Two sealed roads lead here.
The first signed turn off to Ao Yai that you see just after leaving the village is the "old road". This road is less frequently used and is often in poor repair but it's handy for getting to resorts at the southern end of the beach. The other road to Ao Yai starts at the school crossroads and takes you to more or less the centre of the beach.
The majority of resorts are located in the central section to the left on arrival and it can get quite noisy on this part of the beach because there's a party on somewhere most nights during the high season. If you're not a party person you can however escape most of the noise by staying at a resort a bit away from the main drag and the bars.

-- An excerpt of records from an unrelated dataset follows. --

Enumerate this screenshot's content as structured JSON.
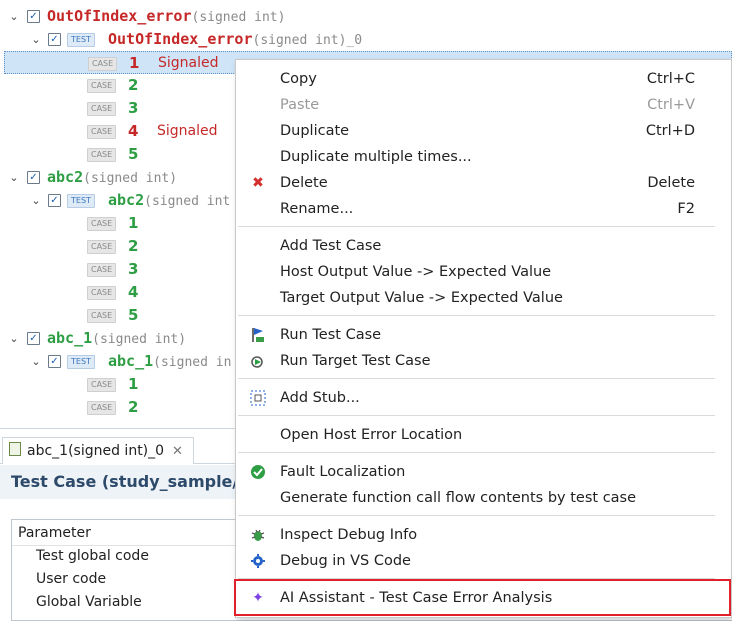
{
  "tree": {
    "groups": [
      {
        "name": "OutOfIndex_error",
        "sig": "(signed int)",
        "test_name": "OutOfIndex_error",
        "test_sig": "(signed int)_0",
        "cases": [
          {
            "n": "1",
            "status": "Signaled"
          },
          {
            "n": "2",
            "status": ""
          },
          {
            "n": "3",
            "status": ""
          },
          {
            "n": "4",
            "status": "Signaled"
          },
          {
            "n": "5",
            "status": ""
          }
        ]
      },
      {
        "name": "abc2",
        "sig": "(signed int)",
        "test_name": "abc2",
        "test_sig": "(signed int",
        "cases": [
          {
            "n": "1"
          },
          {
            "n": "2"
          },
          {
            "n": "3"
          },
          {
            "n": "4"
          },
          {
            "n": "5"
          }
        ]
      },
      {
        "name": "abc_1",
        "sig": "(signed int)",
        "test_name": "abc_1",
        "test_sig": "(signed in",
        "cases": [
          {
            "n": "1"
          },
          {
            "n": "2"
          }
        ]
      }
    ],
    "test_badge": "TEST",
    "case_badge": "CASE"
  },
  "editor": {
    "tab_label": "abc_1(signed int)_0",
    "form_title": "Test Case (study_sample/ab",
    "params": [
      "Parameter",
      "Test global code",
      "User code",
      "Global Variable"
    ]
  },
  "context_menu": {
    "items": [
      {
        "label": "Copy",
        "shortcut": "Ctrl+C"
      },
      {
        "label": "Paste",
        "shortcut": "Ctrl+V"
      },
      {
        "label": "Duplicate",
        "shortcut": "Ctrl+D"
      },
      {
        "label": "Duplicate multiple times...",
        "shortcut": ""
      },
      {
        "label": "Delete",
        "shortcut": "Delete",
        "icon": "delete-x-icon"
      },
      {
        "label": "Rename...",
        "shortcut": "F2"
      },
      {
        "label": "Add Test Case"
      },
      {
        "label": "Host Output Value -> Expected Value"
      },
      {
        "label": "Target Output Value -> Expected Value"
      },
      {
        "label": "Run Test Case",
        "icon": "run-flag-icon"
      },
      {
        "label": "Run Target Test Case",
        "icon": "run-target-icon"
      },
      {
        "label": "Add Stub...",
        "icon": "stub-icon"
      },
      {
        "label": "Open Host Error Location"
      },
      {
        "label": "Fault Localization",
        "icon": "fault-localization-icon"
      },
      {
        "label": "Generate function call flow contents by test case"
      },
      {
        "label": "Inspect Debug Info",
        "icon": "bug-icon"
      },
      {
        "label": "Debug in VS Code",
        "icon": "debug-gear-icon"
      },
      {
        "label": "AI Assistant - Test Case Error Analysis",
        "icon": "sparkle-icon"
      }
    ]
  },
  "colors": {
    "accent_red": "#c62828",
    "pass_green": "#2e9e44",
    "highlight_border": "#e0202a",
    "selection": "#cfe4f7"
  }
}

The sand at low tide on Ao Yai is rather dark and silty, but it's always deep enough to go swimming off this beach. Unfortunately the sea here often has stingers (minute jellyfish larvae) in it and swimming can be quite unpleasant at times. Sand flies can also be a problem here.

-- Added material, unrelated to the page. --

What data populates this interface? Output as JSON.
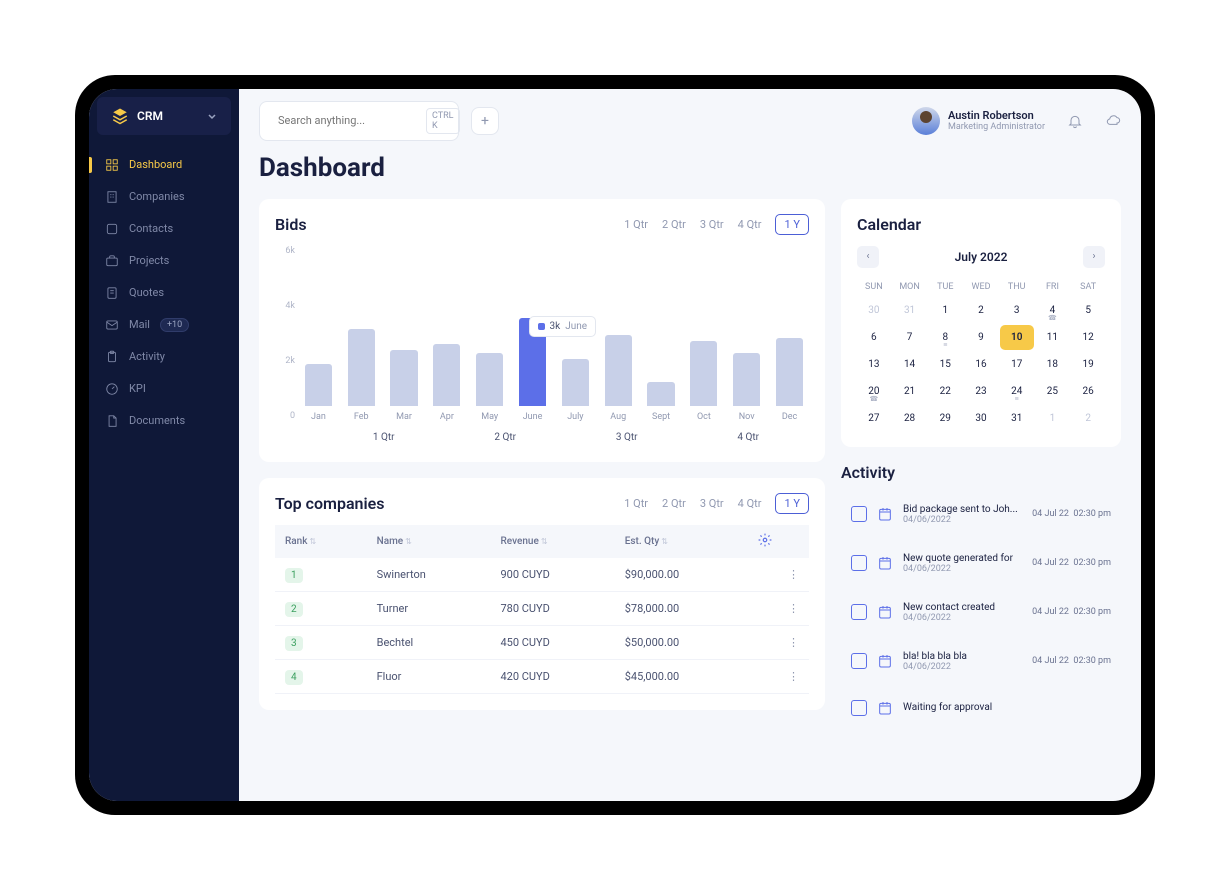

On the plus side, Ao Yai is one of the few beaches in Thailand where the waves get big enough to do some body boarding and surfing. Several resorts and bars rent out equipment and a few shops on the island sell body boards too.

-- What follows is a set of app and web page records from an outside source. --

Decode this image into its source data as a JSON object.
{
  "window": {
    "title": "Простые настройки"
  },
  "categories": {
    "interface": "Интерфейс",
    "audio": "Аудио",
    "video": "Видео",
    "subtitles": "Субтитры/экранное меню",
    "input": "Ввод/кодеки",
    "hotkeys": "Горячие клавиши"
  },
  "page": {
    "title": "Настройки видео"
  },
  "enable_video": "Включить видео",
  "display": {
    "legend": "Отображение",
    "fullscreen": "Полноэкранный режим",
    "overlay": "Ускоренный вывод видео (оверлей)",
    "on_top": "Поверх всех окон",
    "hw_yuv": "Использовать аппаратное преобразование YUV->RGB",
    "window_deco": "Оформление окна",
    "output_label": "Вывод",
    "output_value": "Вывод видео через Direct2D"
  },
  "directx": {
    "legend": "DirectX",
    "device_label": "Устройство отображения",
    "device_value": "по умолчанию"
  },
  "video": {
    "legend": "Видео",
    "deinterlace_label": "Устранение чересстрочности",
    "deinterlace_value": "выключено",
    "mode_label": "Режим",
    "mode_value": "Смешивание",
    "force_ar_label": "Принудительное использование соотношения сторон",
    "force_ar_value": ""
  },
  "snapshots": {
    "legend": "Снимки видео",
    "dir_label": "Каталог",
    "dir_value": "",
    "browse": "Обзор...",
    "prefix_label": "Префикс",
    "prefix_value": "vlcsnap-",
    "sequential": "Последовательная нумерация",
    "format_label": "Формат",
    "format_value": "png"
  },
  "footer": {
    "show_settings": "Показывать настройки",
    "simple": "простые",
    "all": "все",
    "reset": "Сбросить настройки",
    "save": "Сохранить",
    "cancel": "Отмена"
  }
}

During the annual Cashew Nut Festival in March, Ao Yai hosts daytime events such as island-wide football and volleyball competitions and beauty contests, and from time to time during high season other daytime beach activities get organised. Many resorts have volleyball nets for their guests for sunset matches and the relatively compact sand makes this a good jogging beach too.
The beach is so long it never gets very crowded and it's always possible to find a quiet spot all to yourself. Beach vendors, masseuses and touts haven't hit Ko Phayam yet and you may have to actually book ahead if you want a Thai massage.
Last updated on 28th December, 2011.